▶ **WHAT IS REQUIRED**:
The records below are to be repeated exactly, minus any pictures.

▶ **Page and application data records**:
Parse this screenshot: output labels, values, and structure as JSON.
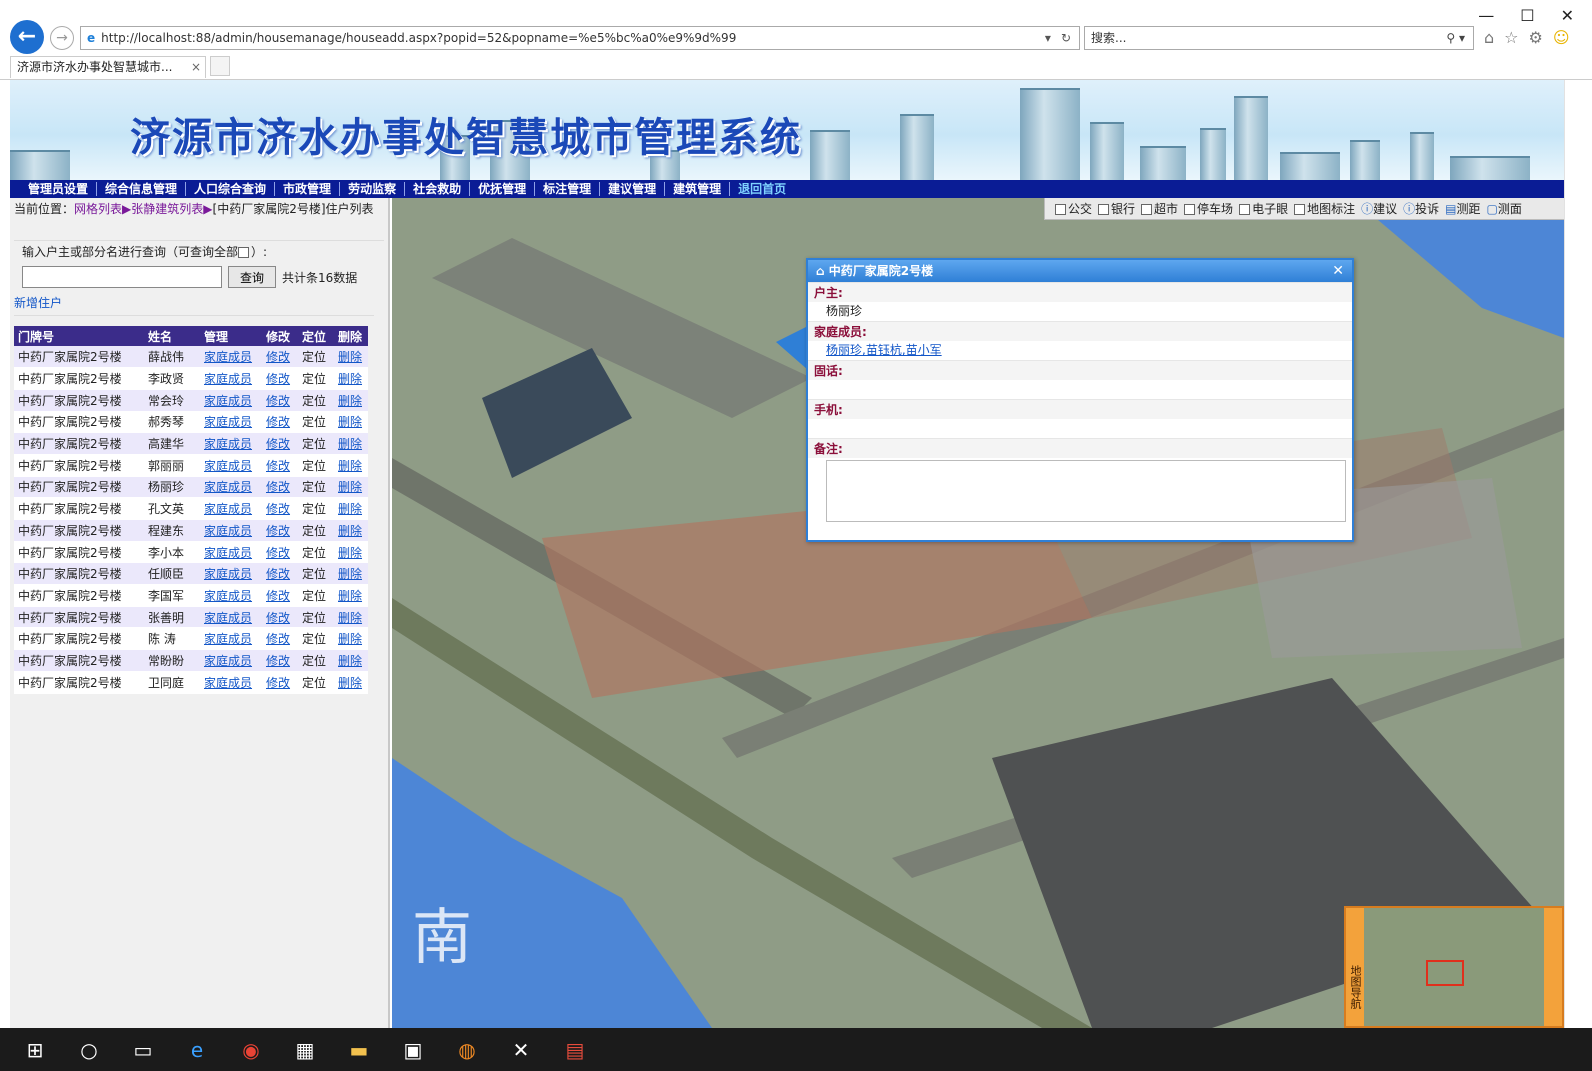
{
  "browser": {
    "url": "http://localhost:88/admin/housemanage/houseadd.aspx?popid=52&popname=%e5%bc%a0%e9%9d%99",
    "search_placeholder": "搜索...",
    "tab_title": "济源市济水办事处智慧城市...",
    "tab_close": "×"
  },
  "banner": {
    "title": "济源市济水办事处智慧城市管理系统"
  },
  "menu": [
    "管理员设置",
    "综合信息管理",
    "人口综合查询",
    "市政管理",
    "劳动监察",
    "社会救助",
    "优抚管理",
    "标注管理",
    "建议管理",
    "建筑管理",
    "退回首页"
  ],
  "left": {
    "crumb_prefix": "当前位置：",
    "crumb_link1": "网格列表",
    "crumb_sep": "▶",
    "crumb_link2": "张静建筑列表",
    "crumb_rest": "[中药厂家属院2号楼]住户列表",
    "query_label": "输入户主或部分名进行查询（可查询全部",
    "query_label_end": "）:",
    "query_button": "查询",
    "count_text": "共计条16数据",
    "add_link": "新增住户",
    "headers": [
      "门牌号",
      "姓名",
      "管理",
      "修改",
      "定位",
      "删除"
    ],
    "rows": [
      {
        "house": "中药厂家属院2号楼",
        "name": "薛战伟"
      },
      {
        "house": "中药厂家属院2号楼",
        "name": "李政贤"
      },
      {
        "house": "中药厂家属院2号楼",
        "name": "常会玲"
      },
      {
        "house": "中药厂家属院2号楼",
        "name": "郝秀琴"
      },
      {
        "house": "中药厂家属院2号楼",
        "name": "高建华"
      },
      {
        "house": "中药厂家属院2号楼",
        "name": "郭丽丽"
      },
      {
        "house": "中药厂家属院2号楼",
        "name": "杨丽珍"
      },
      {
        "house": "中药厂家属院2号楼",
        "name": "孔文英"
      },
      {
        "house": "中药厂家属院2号楼",
        "name": "程建东"
      },
      {
        "house": "中药厂家属院2号楼",
        "name": "李小本"
      },
      {
        "house": "中药厂家属院2号楼",
        "name": "任顺臣"
      },
      {
        "house": "中药厂家属院2号楼",
        "name": "李国军"
      },
      {
        "house": "中药厂家属院2号楼",
        "name": "张善明"
      },
      {
        "house": "中药厂家属院2号楼",
        "name": "陈 涛"
      },
      {
        "house": "中药厂家属院2号楼",
        "name": "常盼盼"
      },
      {
        "house": "中药厂家属院2号楼",
        "name": "卫同庭"
      }
    ],
    "cell_manage": "家庭成员",
    "cell_edit": "修改",
    "cell_locate": "定位",
    "cell_delete": "删除"
  },
  "toolbar": {
    "items": [
      "公交",
      "银行",
      "超市",
      "停车场",
      "电子眼",
      "地图标注"
    ],
    "suggest": "建议",
    "complain": "投诉",
    "measure_dist": "测距",
    "measure_area": "测面"
  },
  "popup": {
    "title": "中药厂家属院2号楼",
    "owner_label": "户主:",
    "owner": "杨丽珍",
    "members_label": "家庭成员:",
    "members": "杨丽珍,苗钰杭,苗小军",
    "phone_label": "固话:",
    "mobile_label": "手机:",
    "note_label": "备注:"
  },
  "minimap": {
    "label": "地图导航"
  },
  "colors": {
    "menubar": "#0a1c95",
    "popup_border": "#2f7fd6",
    "table_header": "#3b2c8a"
  }
}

▶ **WRITTEN RESPONSE**:
Parse this screenshot: output labels, values, and structure as JSON.
{
  "browser": {
    "url": "http://localhost:88/admin/housemanage/houseadd.aspx?popid=52&popname=%e5%bc%a0%e9%9d%99",
    "search_placeholder": "搜索...",
    "tab_title": "济源市济水办事处智慧城市...",
    "tab_close": "×"
  },
  "banner": {
    "title": "济源市济水办事处智慧城市管理系统"
  },
  "menu": [
    "管理员设置",
    "综合信息管理",
    "人口综合查询",
    "市政管理",
    "劳动监察",
    "社会救助",
    "优抚管理",
    "标注管理",
    "建议管理",
    "建筑管理",
    "退回首页"
  ],
  "left": {
    "crumb_prefix": "当前位置：",
    "crumb_link1": "网格列表",
    "crumb_sep": "▶",
    "crumb_link2": "张静建筑列表",
    "crumb_rest": "[中药厂家属院2号楼]住户列表",
    "query_label": "输入户主或部分名进行查询（可查询全部",
    "query_label_end": "）:",
    "query_button": "查询",
    "count_text": "共计条16数据",
    "add_link": "新增住户",
    "headers": [
      "门牌号",
      "姓名",
      "管理",
      "修改",
      "定位",
      "删除"
    ],
    "rows": [
      {
        "house": "中药厂家属院2号楼",
        "name": "薛战伟"
      },
      {
        "house": "中药厂家属院2号楼",
        "name": "李政贤"
      },
      {
        "house": "中药厂家属院2号楼",
        "name": "常会玲"
      },
      {
        "house": "中药厂家属院2号楼",
        "name": "郝秀琴"
      },
      {
        "house": "中药厂家属院2号楼",
        "name": "高建华"
      },
      {
        "house": "中药厂家属院2号楼",
        "name": "郭丽丽"
      },
      {
        "house": "中药厂家属院2号楼",
        "name": "杨丽珍"
      },
      {
        "house": "中药厂家属院2号楼",
        "name": "孔文英"
      },
      {
        "house": "中药厂家属院2号楼",
        "name": "程建东"
      },
      {
        "house": "中药厂家属院2号楼",
        "name": "李小本"
      },
      {
        "house": "中药厂家属院2号楼",
        "name": "任顺臣"
      },
      {
        "house": "中药厂家属院2号楼",
        "name": "李国军"
      },
      {
        "house": "中药厂家属院2号楼",
        "name": "张善明"
      },
      {
        "house": "中药厂家属院2号楼",
        "name": "陈 涛"
      },
      {
        "house": "中药厂家属院2号楼",
        "name": "常盼盼"
      },
      {
        "house": "中药厂家属院2号楼",
        "name": "卫同庭"
      }
    ],
    "cell_manage": "家庭成员",
    "cell_edit": "修改",
    "cell_locate": "定位",
    "cell_delete": "删除"
  },
  "toolbar": {
    "items": [
      "公交",
      "银行",
      "超市",
      "停车场",
      "电子眼",
      "地图标注"
    ],
    "suggest": "建议",
    "complain": "投诉",
    "measure_dist": "测距",
    "measure_area": "测面"
  },
  "popup": {
    "title": "中药厂家属院2号楼",
    "owner_label": "户主:",
    "owner": "杨丽珍",
    "members_label": "家庭成员:",
    "members": "杨丽珍,苗钰杭,苗小军",
    "phone_label": "固话:",
    "mobile_label": "手机:",
    "note_label": "备注:"
  },
  "minimap": {
    "label": "地图导航"
  },
  "colors": {
    "menubar": "#0a1c95",
    "popup_border": "#2f7fd6",
    "table_header": "#3b2c8a"
  }
}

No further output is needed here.